"I think Bob Gainey once said not everybody can play in Montreal. Well, not everybody can play in Canada," Paddock added. "I don't know why (Daniel) Briere didn't want to go to Montreal (as a free agent). I don't. But it's something to play in Montreal. There's lots of pressure. And there's lot of pressure to play in Ottawa. (Briere) didn't go to an easy place (Philadelphia). Believe me, I know. But it's different in some cities."

In some cities, the coach wouldn't be asked why a goalie who was trying to regain his form and position within the company wouldn't take part in an "optional" practice. But Ray Emery was nowhere to be found as the only players to show up for the Bell Sensplex skate were Luke Richardson, Shean Donovan, Patrick Eaves, Brian McGrattan and .... Gerber.

"I think every situation is different," Paddock shrugged. "(Emery) is going to be playing one of the next two games (so much for the suspense of waiting to see who draws the Habs on Monday, eh?) and he's had two real good practices.
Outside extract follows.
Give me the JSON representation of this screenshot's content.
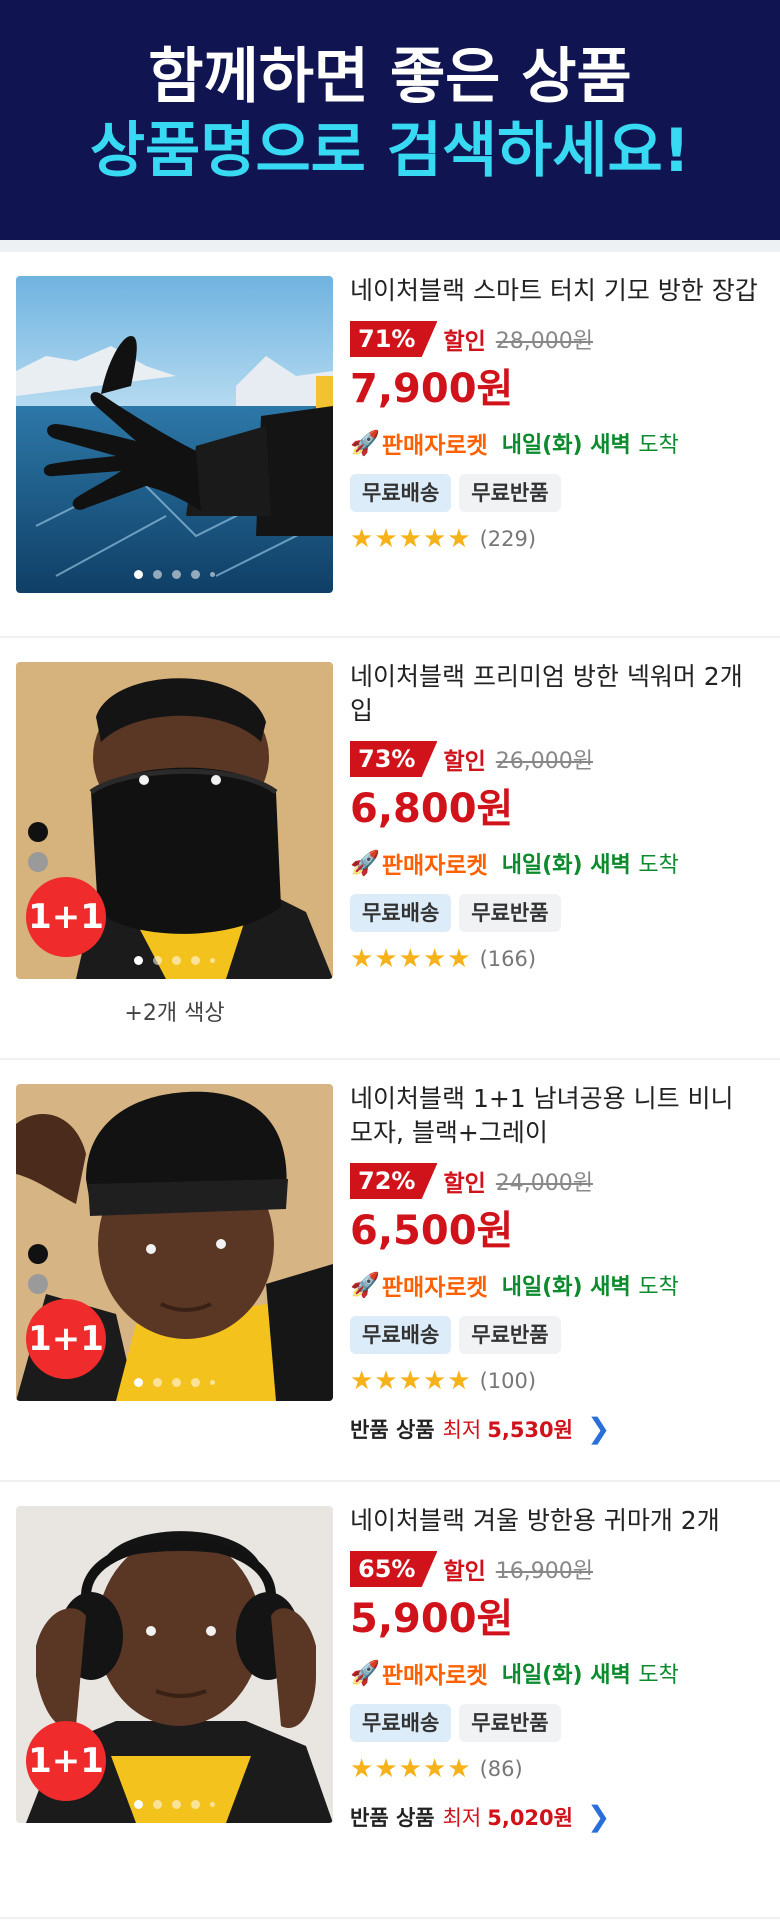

I made it an optional, I'd rather we have (full) practices (tomorrow) and Tuesday in Montreal and sometimes you might wonder, but when you make a practice optional, you're letting players do what they want to do. I don't have any thoughts (on Emery's choice) at all."

BREAKING IN SKATES

What was Gerber doing back on the ice 13 hours after putting the finishing touches on a 35-save victory over the Sabres?

"I like going out (the day) after a game, for a quick one," he said. "And I'm breaking in some new skates, so it's a good time to do that."

Speaking of a good time, Gerber is having a party compared to the miserable start he had to his Ottawa career.

Gerber, who spent his first two NHL years in the relative obscurity of Anaheim, was with the Hurricanes for just one season before signing up for a job in Hockey Country. Clearly, he didn't fully realize what he was getting into.

"You have to get used to it," he said of the scrutiny. "Unless you were born and raised here, you don't know what's going to be coming at you. It's an adjustment you have to make."

Gerber stopped short of blaming last season's early woes on the media.

"My game wasn't there before I met you guys," he said. "But it was a lot harder ... not performing the way you want to is a bigger impact here."

Gerber admits he started feeling more comfortable after Christmas and at least some credit for that has to go to the coach. For the most part, Bryan Murray made sure he started his struggling goalie against the weaker opponents. Now, having found his way back to 2005-06 form, Gerber would be the go-to guy if the playoffs started today.

He speaks eagerly of the "big game" challenge.

"Those divisional games, that's when the most excitement is here," said Gerber. "Between Toronto, and Montreal ... the crowd is always going, it's always an up-tempo game, there's lots of things going on. They are exciting games, and you want to be a part of it."

Gerber's more than part of it now. He's a main character on Canada's best team --perhaps the best team in the NHL -- and he's comfortable and thriving in the role.


Photos